──────── RECORDS FOR THE TASK ────────
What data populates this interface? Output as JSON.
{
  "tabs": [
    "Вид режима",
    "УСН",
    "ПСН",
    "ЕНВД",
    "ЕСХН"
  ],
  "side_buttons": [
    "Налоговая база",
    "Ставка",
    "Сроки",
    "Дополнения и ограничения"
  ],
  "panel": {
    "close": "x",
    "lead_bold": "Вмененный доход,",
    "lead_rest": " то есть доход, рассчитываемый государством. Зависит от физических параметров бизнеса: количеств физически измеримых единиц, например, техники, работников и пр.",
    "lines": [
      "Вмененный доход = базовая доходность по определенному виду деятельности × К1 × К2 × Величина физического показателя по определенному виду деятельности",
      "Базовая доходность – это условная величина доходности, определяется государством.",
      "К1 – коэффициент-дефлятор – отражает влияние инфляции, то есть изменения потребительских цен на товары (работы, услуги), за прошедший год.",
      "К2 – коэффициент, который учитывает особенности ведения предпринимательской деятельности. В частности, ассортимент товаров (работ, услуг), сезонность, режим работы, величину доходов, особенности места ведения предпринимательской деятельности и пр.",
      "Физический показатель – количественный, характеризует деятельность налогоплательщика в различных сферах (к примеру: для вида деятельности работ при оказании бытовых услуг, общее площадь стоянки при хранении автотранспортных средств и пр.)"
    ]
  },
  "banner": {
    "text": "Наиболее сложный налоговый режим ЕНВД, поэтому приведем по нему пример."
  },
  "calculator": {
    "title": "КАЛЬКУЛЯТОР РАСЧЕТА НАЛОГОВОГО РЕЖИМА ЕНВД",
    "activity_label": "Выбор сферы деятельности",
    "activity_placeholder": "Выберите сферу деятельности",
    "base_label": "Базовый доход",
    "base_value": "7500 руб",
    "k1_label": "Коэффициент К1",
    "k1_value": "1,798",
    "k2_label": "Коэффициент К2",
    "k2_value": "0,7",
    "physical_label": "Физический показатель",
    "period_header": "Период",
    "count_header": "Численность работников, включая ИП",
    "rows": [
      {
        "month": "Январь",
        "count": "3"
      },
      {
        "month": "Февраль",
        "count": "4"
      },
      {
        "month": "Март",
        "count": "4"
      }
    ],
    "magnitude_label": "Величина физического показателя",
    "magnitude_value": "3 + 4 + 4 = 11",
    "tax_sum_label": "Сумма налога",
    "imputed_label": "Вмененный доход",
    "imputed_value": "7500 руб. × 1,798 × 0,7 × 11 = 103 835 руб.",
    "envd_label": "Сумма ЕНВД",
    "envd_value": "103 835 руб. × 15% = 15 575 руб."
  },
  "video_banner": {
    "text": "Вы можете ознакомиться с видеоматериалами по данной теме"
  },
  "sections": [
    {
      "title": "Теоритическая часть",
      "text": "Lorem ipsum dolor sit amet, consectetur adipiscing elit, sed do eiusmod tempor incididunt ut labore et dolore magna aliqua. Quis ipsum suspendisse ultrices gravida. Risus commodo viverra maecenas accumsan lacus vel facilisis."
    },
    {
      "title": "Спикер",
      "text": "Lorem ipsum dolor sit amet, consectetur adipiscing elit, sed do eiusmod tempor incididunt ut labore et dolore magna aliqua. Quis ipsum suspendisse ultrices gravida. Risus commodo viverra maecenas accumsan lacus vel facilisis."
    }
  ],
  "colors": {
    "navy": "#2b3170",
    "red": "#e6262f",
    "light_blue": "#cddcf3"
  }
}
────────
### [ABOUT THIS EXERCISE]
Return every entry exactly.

### [EXPECTED ANSWER]
What data populates this interface? Output as JSON.
{
  "tabs": [
    "Вид режима",
    "УСН",
    "ПСН",
    "ЕНВД",
    "ЕСХН"
  ],
  "side_buttons": [
    "Налоговая база",
    "Ставка",
    "Сроки",
    "Дополнения и ограничения"
  ],
  "panel": {
    "close": "x",
    "lead_bold": "Вмененный доход,",
    "lead_rest": " то есть доход, рассчитываемый государством. Зависит от физических параметров бизнеса: количеств физически измеримых единиц, например, техники, работников и пр.",
    "lines": [
      "Вмененный доход = базовая доходность по определенному виду деятельности × К1 × К2 × Величина физического показателя по определенному виду деятельности",
      "Базовая доходность – это условная величина доходности, определяется государством.",
      "К1 – коэффициент-дефлятор – отражает влияние инфляции, то есть изменения потребительских цен на товары (работы, услуги), за прошедший год.",
      "К2 – коэффициент, который учитывает особенности ведения предпринимательской деятельности. В частности, ассортимент товаров (работ, услуг), сезонность, режим работы, величину доходов, особенности места ведения предпринимательской деятельности и пр.",
      "Физический показатель – количественный, характеризует деятельность налогоплательщика в различных сферах (к примеру: для вида деятельности работ при оказании бытовых услуг, общее площадь стоянки при хранении автотранспортных средств и пр.)"
    ]
  },
  "banner": {
    "text": "Наиболее сложный налоговый режим ЕНВД, поэтому приведем по нему пример."
  },
  "calculator": {
    "title": "КАЛЬКУЛЯТОР РАСЧЕТА НАЛОГОВОГО РЕЖИМА ЕНВД",
    "activity_label": "Выбор сферы деятельности",
    "activity_placeholder": "Выберите сферу деятельности",
    "base_label": "Базовый доход",
    "base_value": "7500 руб",
    "k1_label": "Коэффициент К1",
    "k1_value": "1,798",
    "k2_label": "Коэффициент К2",
    "k2_value": "0,7",
    "physical_label": "Физический показатель",
    "period_header": "Период",
    "count_header": "Численность работников, включая ИП",
    "rows": [
      {
        "month": "Январь",
        "count": "3"
      },
      {
        "month": "Февраль",
        "count": "4"
      },
      {
        "month": "Март",
        "count": "4"
      }
    ],
    "magnitude_label": "Величина физического показателя",
    "magnitude_value": "3 + 4 + 4 = 11",
    "tax_sum_label": "Сумма налога",
    "imputed_label": "Вмененный доход",
    "imputed_value": "7500 руб. × 1,798 × 0,7 × 11 = 103 835 руб.",
    "envd_label": "Сумма ЕНВД",
    "envd_value": "103 835 руб. × 15% = 15 575 руб."
  },
  "video_banner": {
    "text": "Вы можете ознакомиться с видеоматериалами по данной теме"
  },
  "sections": [
    {
      "title": "Теоритическая часть",
      "text": "Lorem ipsum dolor sit amet, consectetur adipiscing elit, sed do eiusmod tempor incididunt ut labore et dolore magna aliqua. Quis ipsum suspendisse ultrices gravida. Risus commodo viverra maecenas accumsan lacus vel facilisis."
    },
    {
      "title": "Спикер",
      "text": "Lorem ipsum dolor sit amet, consectetur adipiscing elit, sed do eiusmod tempor incididunt ut labore et dolore magna aliqua. Quis ipsum suspendisse ultrices gravida. Risus commodo viverra maecenas accumsan lacus vel facilisis."
    }
  ],
  "colors": {
    "navy": "#2b3170",
    "red": "#e6262f",
    "light_blue": "#cddcf3"
  }
}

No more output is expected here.